Testing stitching is simple: just scrape a thumbnail across stitching in various areas of the sail. You have to put some force into it! Look for two things:
- Do the stitches break? Bad news, the thread is toast.
- Do the stitches fray? Rotting: the more fraying you have, the more damaged it is.
Location matters. Stitching on the protective UV strip along a leech and foot is the first to go. Second is the mainsail leech area, because after dropping the main, the cover doesn’t always go on right away – does it? Test stitching on webbing reinforcement, seams, leech tapes, and batten pockets. You can also use this test for thread on dodger, bimini, leecloth, and mainsail covers, etc.
Stitching is the weakest part of any sail. Most sails and covers are sewn with UV stabilized Polyester (Dacron) thread, of varying thicknesses. In the tropics, two years of UV exposure on “UV stabilized” thread degrades strength by about 50%. That’s not a lab test figure, but drawn much experience. Higher latitudes may not have the same UV intensity (with exceptions like the ozone layer hole over New Zealand), but longer hours of sun in summer don’t help.

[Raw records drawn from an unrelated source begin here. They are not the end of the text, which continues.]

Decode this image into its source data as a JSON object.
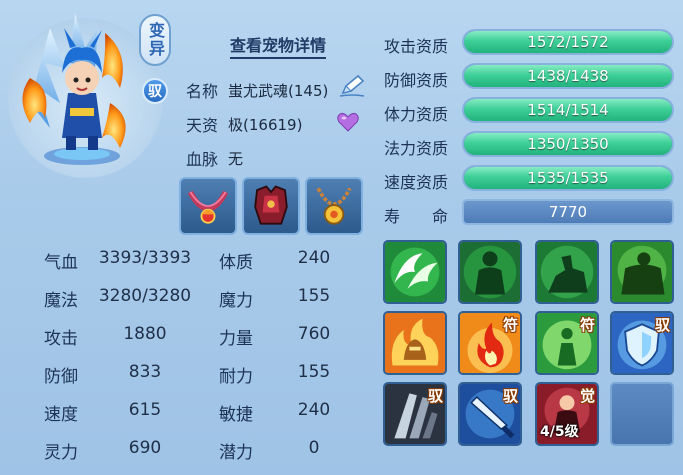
{
  "pet": {
    "tag_variant": "变异",
    "tag_yu": "驭",
    "detail_link": "查看宠物详情",
    "name_label": "名称",
    "name_value": "蚩尤武魂(145)",
    "talent_label": "天资",
    "talent_value": "极(16619)",
    "bloodline_label": "血脉",
    "bloodline_value": "无"
  },
  "equipment": [
    "equip-necklace-red",
    "equip-armor-red",
    "equip-amulet-gold"
  ],
  "stats": [
    {
      "label": "气血",
      "value": "3393/3393",
      "label2": "体质",
      "value2": "240"
    },
    {
      "label": "魔法",
      "value": "3280/3280",
      "label2": "魔力",
      "value2": "155"
    },
    {
      "label": "攻击",
      "value": "1880",
      "label2": "力量",
      "value2": "760"
    },
    {
      "label": "防御",
      "value": "833",
      "label2": "耐力",
      "value2": "155"
    },
    {
      "label": "速度",
      "value": "615",
      "label2": "敏捷",
      "value2": "240"
    },
    {
      "label": "灵力",
      "value": "690",
      "label2": "潜力",
      "value2": "0"
    }
  ],
  "aptitudes": [
    {
      "label": "攻击资质",
      "value": "1572/1572",
      "fill": 1.0
    },
    {
      "label": "防御资质",
      "value": "1438/1438",
      "fill": 1.0
    },
    {
      "label": "体力资质",
      "value": "1514/1514",
      "fill": 1.0
    },
    {
      "label": "法力资质",
      "value": "1350/1350",
      "fill": 1.0
    },
    {
      "label": "速度资质",
      "value": "1535/1535",
      "fill": 1.0
    }
  ],
  "life": {
    "label": "寿　　命",
    "value": "7770"
  },
  "skills": [
    {
      "icon": "wings-icon",
      "badge": ""
    },
    {
      "icon": "green-figure-icon",
      "badge": ""
    },
    {
      "icon": "horseman-icon",
      "badge": ""
    },
    {
      "icon": "brute-icon",
      "badge": ""
    },
    {
      "icon": "fire-helmet-icon",
      "badge": ""
    },
    {
      "icon": "flame-icon",
      "badge": "符"
    },
    {
      "icon": "glow-figure-icon",
      "badge": "符"
    },
    {
      "icon": "shield-icon",
      "badge": "驭"
    },
    {
      "icon": "blades-icon",
      "badge": "驭"
    },
    {
      "icon": "sword-icon",
      "badge": "驭"
    },
    {
      "icon": "awaken-icon",
      "badge": "觉",
      "level": "4/5级"
    },
    {
      "icon": "empty-slot",
      "badge": ""
    }
  ]
}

There’s a relatively new and supremely awesome thread that is little affected by UV: it’s PTFE (Teflon) thread. Tenara is a brand of PTFE thread made by Gore that sailmakers will know by name. PTFE thread is a little weaker than Polyester when both are new, though not so much as to compromise a sail. After time in the sun, PTFE retains its original strength while Polyester weakens significantly. PTFE thread is also very slippery, so I suspect a little more chafe resistant. Some sailmakers shy away from PTFE thread because is it more expensive and harder work with (read: a royal pain for sewers). Still, it’s a must-use on UV strips, mainsail and exterior canvas or covers. Long term tropical sailors should also consider PTFE thread for seams as well. It should only adds about 3% to the price.
This covers stitching; Part II will address sailcloth. And of course, if that sail is beyond salvaging, Jamie is an active sailmaker and would love to provide a quote for a new sail! And whether you are interested in a new sail from him or not, he’s happy to just answer questions to try and combat the reams of misinformation he sees online about sails.
Coming soon- Part II: evaluating sailcloth. Savvy sailors know we love it when you read this on the Sailfeed website.